▶ **WHAT IS REQUIRED**:
Your answer must be the full listing below, restated word for word, with no pictures in it.

BEGIN DATA

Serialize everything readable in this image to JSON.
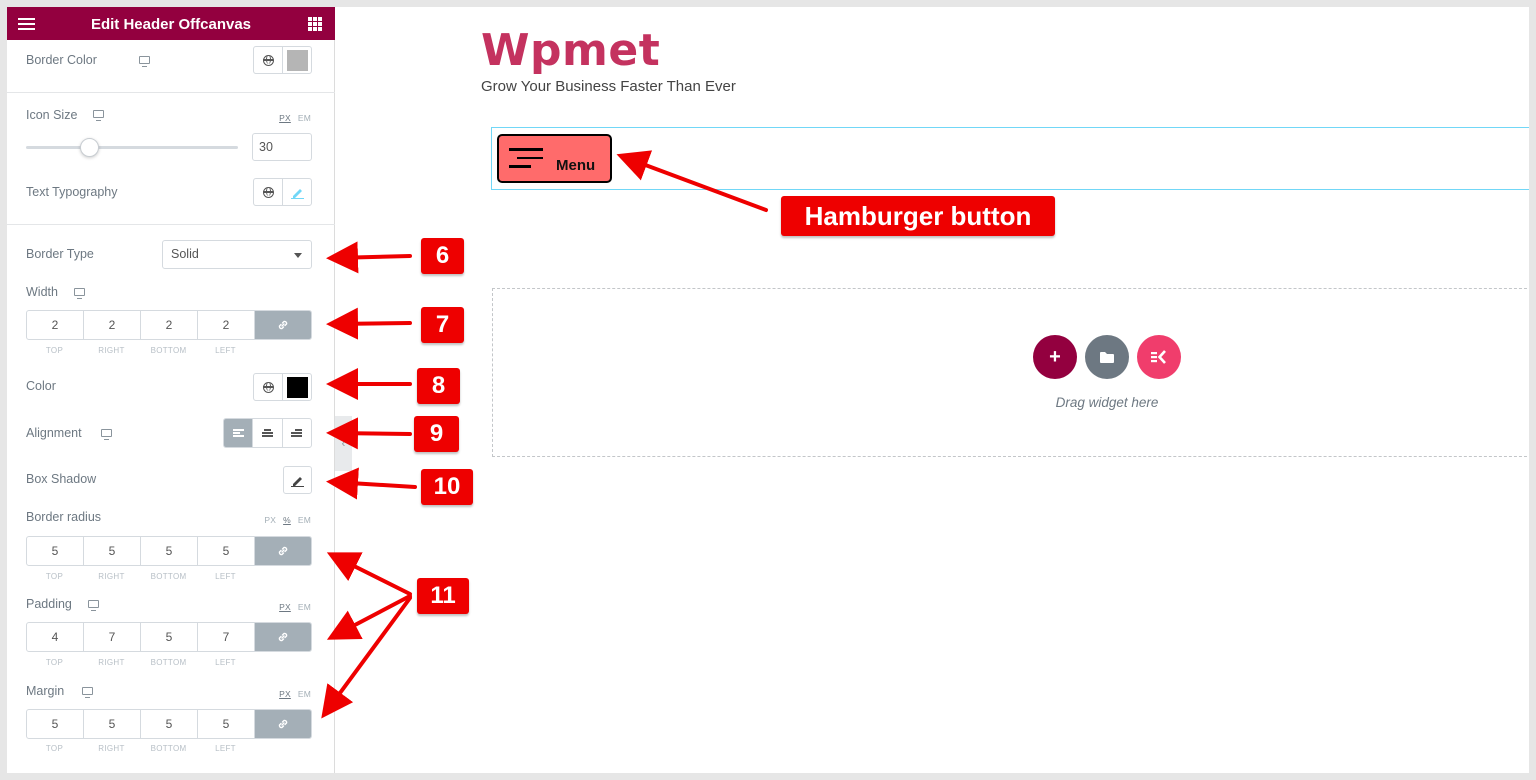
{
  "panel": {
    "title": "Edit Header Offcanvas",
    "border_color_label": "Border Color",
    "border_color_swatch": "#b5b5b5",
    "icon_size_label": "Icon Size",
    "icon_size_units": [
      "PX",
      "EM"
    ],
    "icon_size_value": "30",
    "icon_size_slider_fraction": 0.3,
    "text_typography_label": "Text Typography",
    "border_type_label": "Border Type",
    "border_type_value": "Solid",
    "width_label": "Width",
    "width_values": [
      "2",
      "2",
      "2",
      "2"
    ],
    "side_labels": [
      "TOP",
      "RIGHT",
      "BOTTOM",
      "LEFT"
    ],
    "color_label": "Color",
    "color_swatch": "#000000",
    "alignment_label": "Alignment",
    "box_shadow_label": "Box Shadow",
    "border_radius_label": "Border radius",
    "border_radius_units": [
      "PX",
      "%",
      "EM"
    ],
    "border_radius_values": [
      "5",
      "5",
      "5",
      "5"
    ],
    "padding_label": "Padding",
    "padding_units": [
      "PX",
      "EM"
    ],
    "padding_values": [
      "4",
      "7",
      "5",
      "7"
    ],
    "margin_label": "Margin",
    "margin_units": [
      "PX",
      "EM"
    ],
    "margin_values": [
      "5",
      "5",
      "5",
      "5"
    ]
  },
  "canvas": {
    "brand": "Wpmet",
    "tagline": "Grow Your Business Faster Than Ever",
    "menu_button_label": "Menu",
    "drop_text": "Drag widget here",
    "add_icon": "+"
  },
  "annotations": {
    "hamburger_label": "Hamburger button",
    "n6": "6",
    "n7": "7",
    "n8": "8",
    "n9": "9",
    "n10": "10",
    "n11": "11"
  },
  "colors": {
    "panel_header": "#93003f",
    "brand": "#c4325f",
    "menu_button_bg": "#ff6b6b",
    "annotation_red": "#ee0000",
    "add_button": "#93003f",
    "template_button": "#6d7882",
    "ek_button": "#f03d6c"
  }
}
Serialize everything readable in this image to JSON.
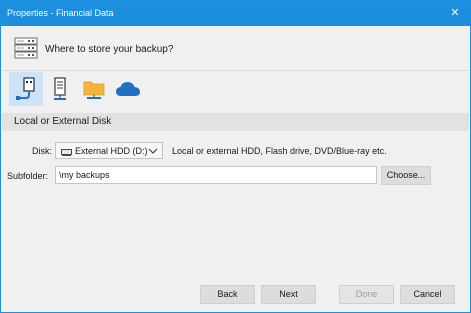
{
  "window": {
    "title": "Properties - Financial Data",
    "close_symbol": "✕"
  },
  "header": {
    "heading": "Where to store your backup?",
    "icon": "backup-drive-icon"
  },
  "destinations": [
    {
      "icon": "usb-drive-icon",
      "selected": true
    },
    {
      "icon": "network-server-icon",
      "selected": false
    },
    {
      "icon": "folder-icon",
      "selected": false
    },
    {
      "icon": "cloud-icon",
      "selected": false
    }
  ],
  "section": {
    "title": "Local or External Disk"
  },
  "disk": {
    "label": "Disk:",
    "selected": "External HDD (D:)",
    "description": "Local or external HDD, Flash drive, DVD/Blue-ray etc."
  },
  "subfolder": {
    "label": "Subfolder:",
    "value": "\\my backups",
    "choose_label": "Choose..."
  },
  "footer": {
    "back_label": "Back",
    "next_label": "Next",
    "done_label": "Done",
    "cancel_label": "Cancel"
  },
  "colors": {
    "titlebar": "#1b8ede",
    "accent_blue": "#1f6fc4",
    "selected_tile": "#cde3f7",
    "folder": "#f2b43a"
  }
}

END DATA

▶ **RESULT OF THE TASK**:
Serialize everything readable in this image to JSON.
{
  "panel": {
    "title": "Edit Header Offcanvas",
    "border_color_label": "Border Color",
    "border_color_swatch": "#b5b5b5",
    "icon_size_label": "Icon Size",
    "icon_size_units": [
      "PX",
      "EM"
    ],
    "icon_size_value": "30",
    "icon_size_slider_fraction": 0.3,
    "text_typography_label": "Text Typography",
    "border_type_label": "Border Type",
    "border_type_value": "Solid",
    "width_label": "Width",
    "width_values": [
      "2",
      "2",
      "2",
      "2"
    ],
    "side_labels": [
      "TOP",
      "RIGHT",
      "BOTTOM",
      "LEFT"
    ],
    "color_label": "Color",
    "color_swatch": "#000000",
    "alignment_label": "Alignment",
    "box_shadow_label": "Box Shadow",
    "border_radius_label": "Border radius",
    "border_radius_units": [
      "PX",
      "%",
      "EM"
    ],
    "border_radius_values": [
      "5",
      "5",
      "5",
      "5"
    ],
    "padding_label": "Padding",
    "padding_units": [
      "PX",
      "EM"
    ],
    "padding_values": [
      "4",
      "7",
      "5",
      "7"
    ],
    "margin_label": "Margin",
    "margin_units": [
      "PX",
      "EM"
    ],
    "margin_values": [
      "5",
      "5",
      "5",
      "5"
    ]
  },
  "canvas": {
    "brand": "Wpmet",
    "tagline": "Grow Your Business Faster Than Ever",
    "menu_button_label": "Menu",
    "drop_text": "Drag widget here",
    "add_icon": "+"
  },
  "annotations": {
    "hamburger_label": "Hamburger button",
    "n6": "6",
    "n7": "7",
    "n8": "8",
    "n9": "9",
    "n10": "10",
    "n11": "11"
  },
  "colors": {
    "panel_header": "#93003f",
    "brand": "#c4325f",
    "menu_button_bg": "#ff6b6b",
    "annotation_red": "#ee0000",
    "add_button": "#93003f",
    "template_button": "#6d7882",
    "ek_button": "#f03d6c"
  }
}
Serialize everything readable in this image to JSON.
{
  "window": {
    "title": "Properties - Financial Data",
    "close_symbol": "✕"
  },
  "header": {
    "heading": "Where to store your backup?",
    "icon": "backup-drive-icon"
  },
  "destinations": [
    {
      "icon": "usb-drive-icon",
      "selected": true
    },
    {
      "icon": "network-server-icon",
      "selected": false
    },
    {
      "icon": "folder-icon",
      "selected": false
    },
    {
      "icon": "cloud-icon",
      "selected": false
    }
  ],
  "section": {
    "title": "Local or External Disk"
  },
  "disk": {
    "label": "Disk:",
    "selected": "External HDD (D:)",
    "description": "Local or external HDD, Flash drive, DVD/Blue-ray etc."
  },
  "subfolder": {
    "label": "Subfolder:",
    "value": "\\my backups",
    "choose_label": "Choose..."
  },
  "footer": {
    "back_label": "Back",
    "next_label": "Next",
    "done_label": "Done",
    "cancel_label": "Cancel"
  },
  "colors": {
    "titlebar": "#1b8ede",
    "accent_blue": "#1f6fc4",
    "selected_tile": "#cde3f7",
    "folder": "#f2b43a"
  }
}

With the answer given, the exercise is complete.